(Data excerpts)
· · · · ·
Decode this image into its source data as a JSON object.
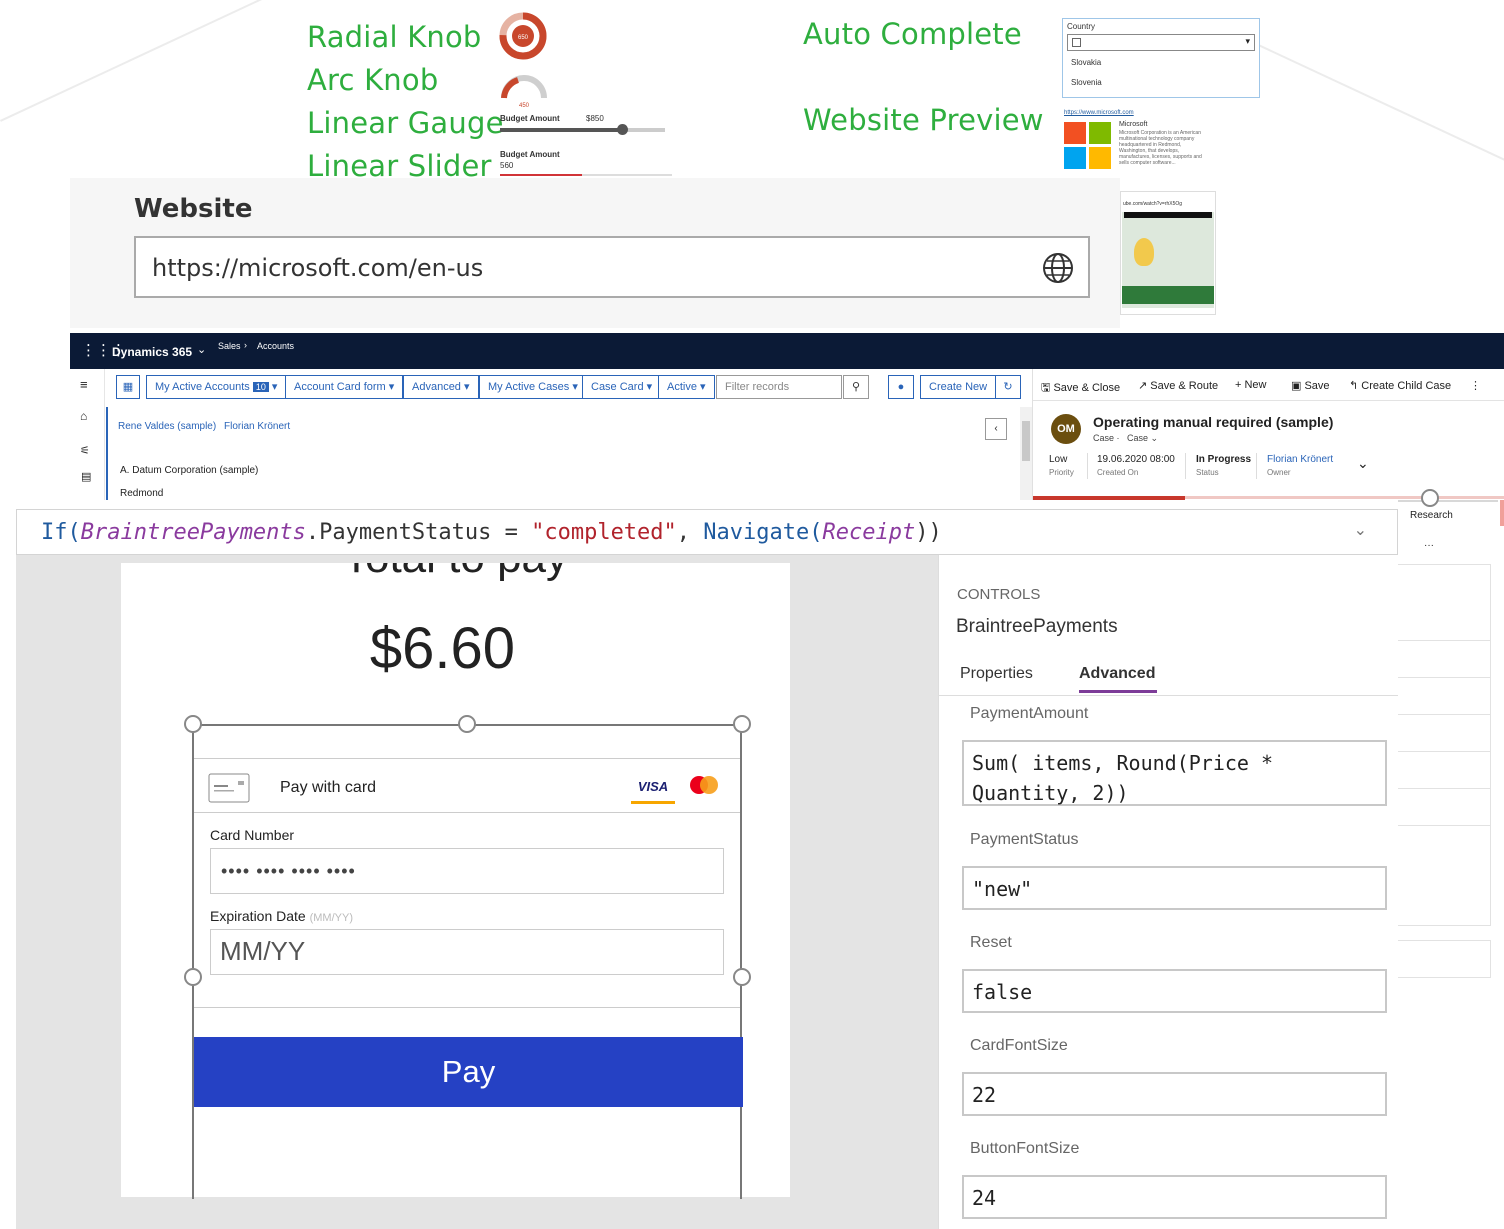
{
  "gallery": {
    "features_left": [
      "Radial Knob",
      "Arc Knob",
      "Linear Gauge",
      "Linear Slider"
    ],
    "features_right": [
      "Auto Complete",
      "Website Preview"
    ],
    "knob_value": "650",
    "arc_value": "450",
    "gauge_label": "Budget Amount",
    "gauge_value": "$850",
    "gauge_fill": 0.74,
    "slider_label": "Budget Amount",
    "slider_value": "560",
    "autocomplete": {
      "label": "Country",
      "options": [
        "Slovakia",
        "Slovenia"
      ]
    },
    "preview": {
      "url": "https://www.microsoft.com",
      "title": "Microsoft",
      "description": "Microsoft Corporation is an American multinational technology company headquartered in Redmond, Washington, that develops, manufactures, licenses, supports and sells computer software...",
      "video_url": "ube.com/watch?v=rhX5Og",
      "colors": [
        "#f25022",
        "#7fba00",
        "#00a4ef",
        "#ffb900"
      ]
    }
  },
  "website": {
    "label": "Website",
    "value": "https://microsoft.com/en-us",
    "icon": "globe-icon"
  },
  "dynamics": {
    "app_name": "Dynamics 365",
    "breadcrumb": [
      "Sales",
      "Accounts"
    ],
    "toolbar": {
      "view": "My Active Accounts",
      "view_count": "10",
      "card_form": "Account Card form",
      "advanced": "Advanced",
      "cases": "My Active Cases",
      "case_card": "Case Card",
      "status": "Active",
      "filter_placeholder": "Filter records",
      "create_new": "Create New"
    },
    "people": [
      "Rene Valdes (sample)",
      "Florian Krönert"
    ],
    "account_name": "A. Datum Corporation (sample)",
    "account_city": "Redmond",
    "commands": {
      "save_close": "Save & Close",
      "save_route": "Save & Route",
      "new": "New",
      "save": "Save",
      "create_child": "Create Child Case"
    },
    "case": {
      "initials": "OM",
      "title": "Operating manual required (sample)",
      "subtitle_entity": "Case",
      "subtitle_form": "Case",
      "priority": "Low",
      "priority_label": "Priority",
      "created_on": "19.06.2020 08:00",
      "created_on_label": "Created On",
      "status": "In Progress",
      "status_label": "Status",
      "owner": "Florian Krönert",
      "owner_label": "Owner",
      "stage": "Research"
    }
  },
  "formula": {
    "fn1": "If(",
    "obj1": "BraintreePayments",
    "rest1": ".PaymentStatus = ",
    "str1": "\"completed\"",
    "sep": ", ",
    "fn2": "Navigate(",
    "obj2": "Receipt",
    "end": "))"
  },
  "app": {
    "total_label": "Total to pay",
    "total": "$6.60",
    "pay_with_card": "Pay with card",
    "card_number_label": "Card Number",
    "card_number_value": "•••• •••• •••• ••••",
    "expiration_label": "Expiration Date",
    "expiration_hint": "(MM/YY)",
    "expiration_placeholder": "MM/YY",
    "pay_button": "Pay",
    "visa": "VISA"
  },
  "panel": {
    "section": "CONTROLS",
    "control_name": "BraintreePayments",
    "tabs": [
      "Properties",
      "Advanced"
    ],
    "active_tab": "Advanced",
    "properties": [
      {
        "name": "PaymentAmount",
        "value": "Sum( items, Round(Price * Quantity, 2))"
      },
      {
        "name": "PaymentStatus",
        "value": "\"new\""
      },
      {
        "name": "Reset",
        "value": "false"
      },
      {
        "name": "CardFontSize",
        "value": "22"
      },
      {
        "name": "ButtonFontSize",
        "value": "24"
      }
    ]
  },
  "colors": {
    "feature_green": "#2eae3e",
    "pay_button": "#2541c4",
    "d365_nav": "#0b1a36",
    "d365_link": "#2a64b8"
  }
}
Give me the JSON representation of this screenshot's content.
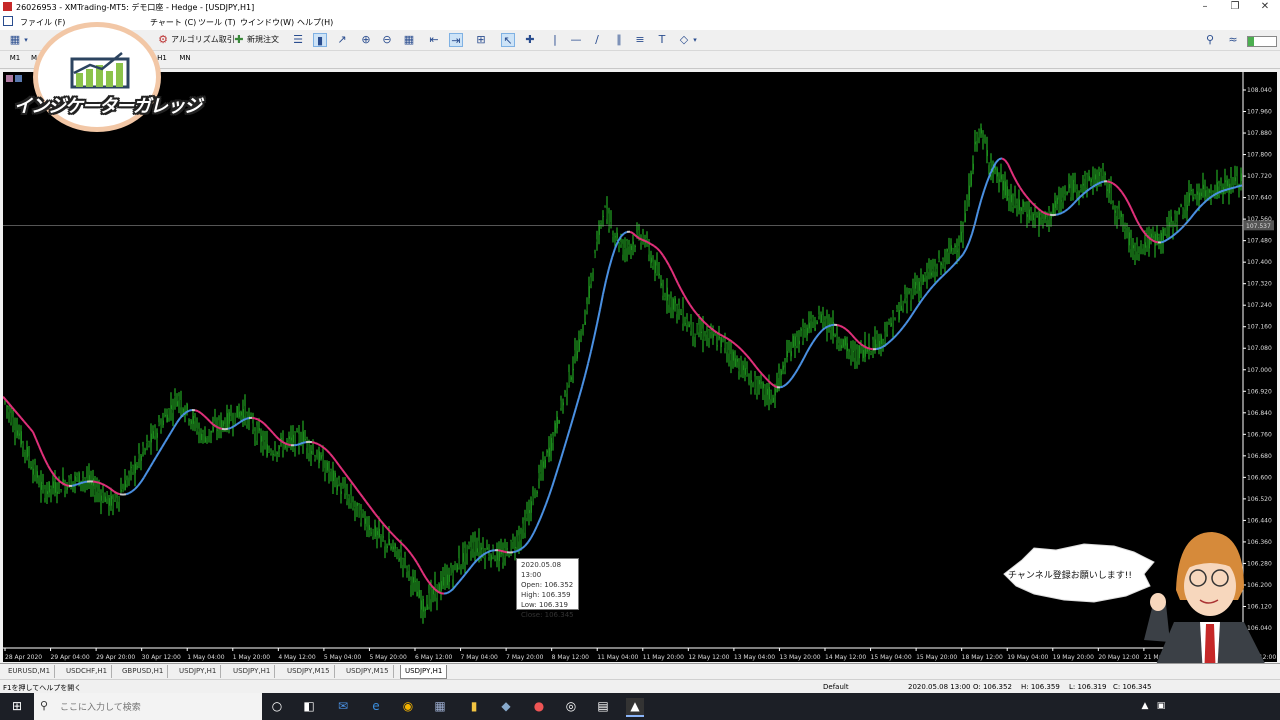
{
  "window": {
    "title": "26026953 - XMTrading-MT5: デモ口座 - Hedge - [USDJPY,H1]",
    "min_icon": "minimize-icon",
    "max_icon": "restore-icon",
    "close_icon": "close-icon"
  },
  "menu": {
    "items": [
      "ファイル (F)",
      "チャート (C)",
      "ツール (T)",
      "ウインドウ(W)",
      "ヘルプ(H)"
    ]
  },
  "toolbar": {
    "algo_label": "アルゴリズム取引",
    "new_order_label": "新規注文"
  },
  "timeframes": [
    "M1",
    "M",
    "H1",
    "MN"
  ],
  "logo": {
    "text": "インジケーターガレッジ"
  },
  "chart": {
    "symbol": "USDJPY,H1",
    "current_price_label": "107.537",
    "price_ticks": [
      "108.040",
      "107.960",
      "107.880",
      "107.800",
      "107.720",
      "107.640",
      "107.560",
      "107.480",
      "107.400",
      "107.320",
      "107.240",
      "107.160",
      "107.080",
      "107.000",
      "106.920",
      "106.840",
      "106.760",
      "106.680",
      "106.600",
      "106.520",
      "106.440",
      "106.360",
      "106.280",
      "106.200",
      "106.120",
      "106.040"
    ],
    "time_ticks": [
      "28 Apr 2020",
      "29 Apr 04:00",
      "29 Apr 20:00",
      "30 Apr 12:00",
      "1 May 04:00",
      "1 May 20:00",
      "4 May 12:00",
      "5 May 04:00",
      "5 May 20:00",
      "6 May 12:00",
      "7 May 04:00",
      "7 May 20:00",
      "8 May 12:00",
      "11 May 04:00",
      "11 May 20:00",
      "12 May 12:00",
      "13 May 04:00",
      "13 May 20:00",
      "14 May 12:00",
      "15 May 04:00",
      "15 May 20:00",
      "18 May 12:00",
      "19 May 04:00",
      "19 May 20:00",
      "20 May 12:00",
      "21 May 04:00",
      "21 May 20:00",
      "22 May 12:00"
    ],
    "up_color": "#28c828",
    "down_color": "#28c828",
    "ma_up_color": "#4a90e2",
    "ma_down_color": "#e0307a",
    "ma_flat_color": "#c8c8c8"
  },
  "tooltip": {
    "time": "2020.05.08 13:00",
    "open": "Open: 106.352",
    "high": "High: 106.359",
    "low": "Low: 106.319",
    "close": "Close: 106.345"
  },
  "bubble": {
    "text": "チャンネル登録お願いします!!"
  },
  "chart_tabs": [
    "EURUSD,M1",
    "USDCHF,H1",
    "GBPUSD,H1",
    "USDJPY,H1",
    "USDJPY,H1",
    "USDJPY,M15",
    "USDJPY,M15",
    "USDJPY,H1"
  ],
  "active_tab_index": 7,
  "status": {
    "help": "F1を押してヘルプを開く",
    "profile": "Default",
    "time": "2020.05.08 13:00",
    "open": "O: 106.352",
    "high": "H: 106.359",
    "low": "L: 106.319",
    "close": "C: 106.345"
  },
  "taskbar": {
    "search_placeholder": "ここに入力して検索"
  }
}
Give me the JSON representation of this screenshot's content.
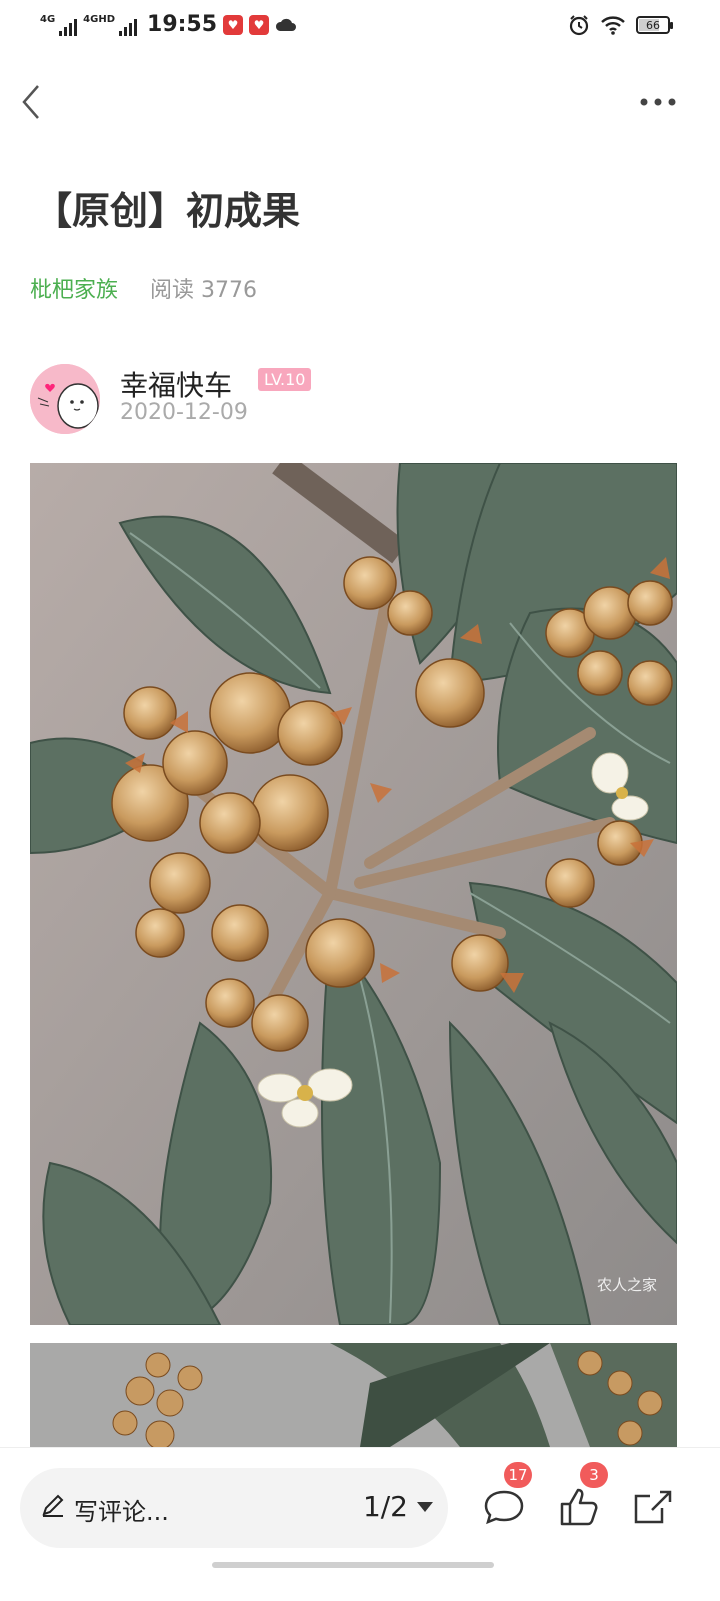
{
  "status_bar": {
    "network_1": "4G",
    "network_2": "4GHD",
    "time": "19:55",
    "battery_level": "66"
  },
  "article": {
    "title": "【原创】初成果",
    "category": "枇杷家族",
    "reads_label": "阅读 3776"
  },
  "author": {
    "name": "幸福快车",
    "level": "LV.10",
    "date": "2020-12-09"
  },
  "photo": {
    "watermark": "农人之家"
  },
  "bottom_bar": {
    "comment_placeholder": "写评论...",
    "page_indicator": "1/2",
    "comment_count": "17",
    "like_count": "3"
  },
  "colors": {
    "accent_green": "#4caf50",
    "badge_red": "#f15b5b",
    "level_pink": "#f8a7bd"
  },
  "icons": [
    "back-icon",
    "more-icon",
    "pen-icon",
    "dropdown-icon",
    "comment-icon",
    "like-icon",
    "share-icon",
    "wifi-icon",
    "alarm-icon",
    "cloud-icon"
  ]
}
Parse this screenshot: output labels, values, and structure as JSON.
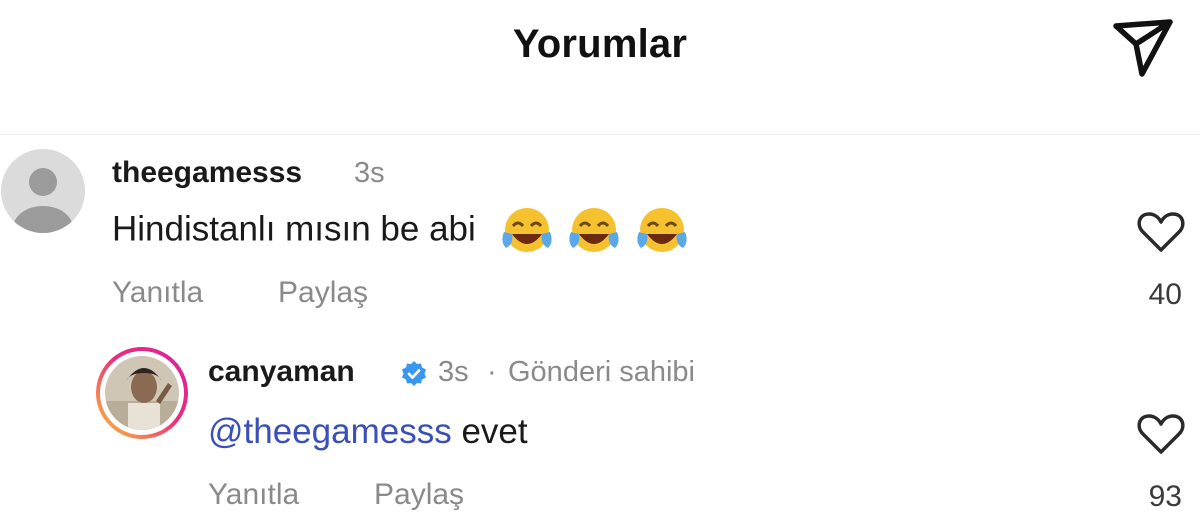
{
  "header": {
    "title": "Yorumlar",
    "send_icon": "send-paper-plane-icon"
  },
  "comments": [
    {
      "username": "theegamesss",
      "time": "3s",
      "text": "Hindistanlı mısın be abi",
      "emojis": [
        "face-with-tears-of-joy",
        "face-with-tears-of-joy",
        "face-with-tears-of-joy"
      ],
      "reply_label": "Yanıtla",
      "share_label": "Paylaş",
      "likes": "40",
      "avatar": "default-profile-icon"
    },
    {
      "username": "canyaman",
      "verified": true,
      "time": "3s",
      "separator": "·",
      "owner_label": "Gönderi sahibi",
      "mention": "@theegamesss",
      "text": "evet",
      "reply_label": "Yanıtla",
      "share_label": "Paylaş",
      "likes": "93",
      "avatar": "profile-photo-story-ring"
    }
  ],
  "colors": {
    "mention": "#3b4fb8",
    "verified": "#3897f0",
    "muted": "#8a8a8a",
    "story_ring_start": "#f9c23c",
    "story_ring_end": "#d6249f"
  }
}
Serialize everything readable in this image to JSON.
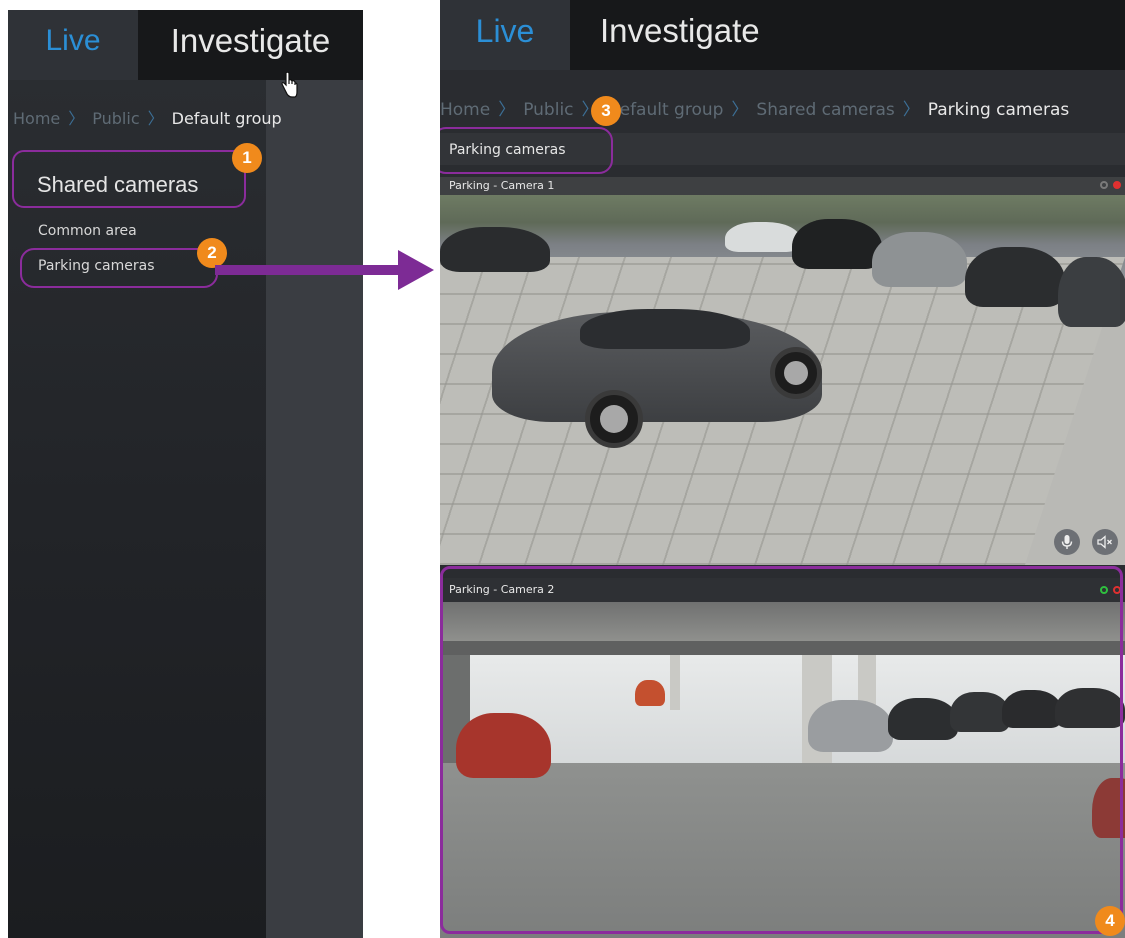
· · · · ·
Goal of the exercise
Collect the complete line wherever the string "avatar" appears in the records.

Answer section
      "avatar": "default-profile-icon"
      "avatar": "profile-photo-story-ring"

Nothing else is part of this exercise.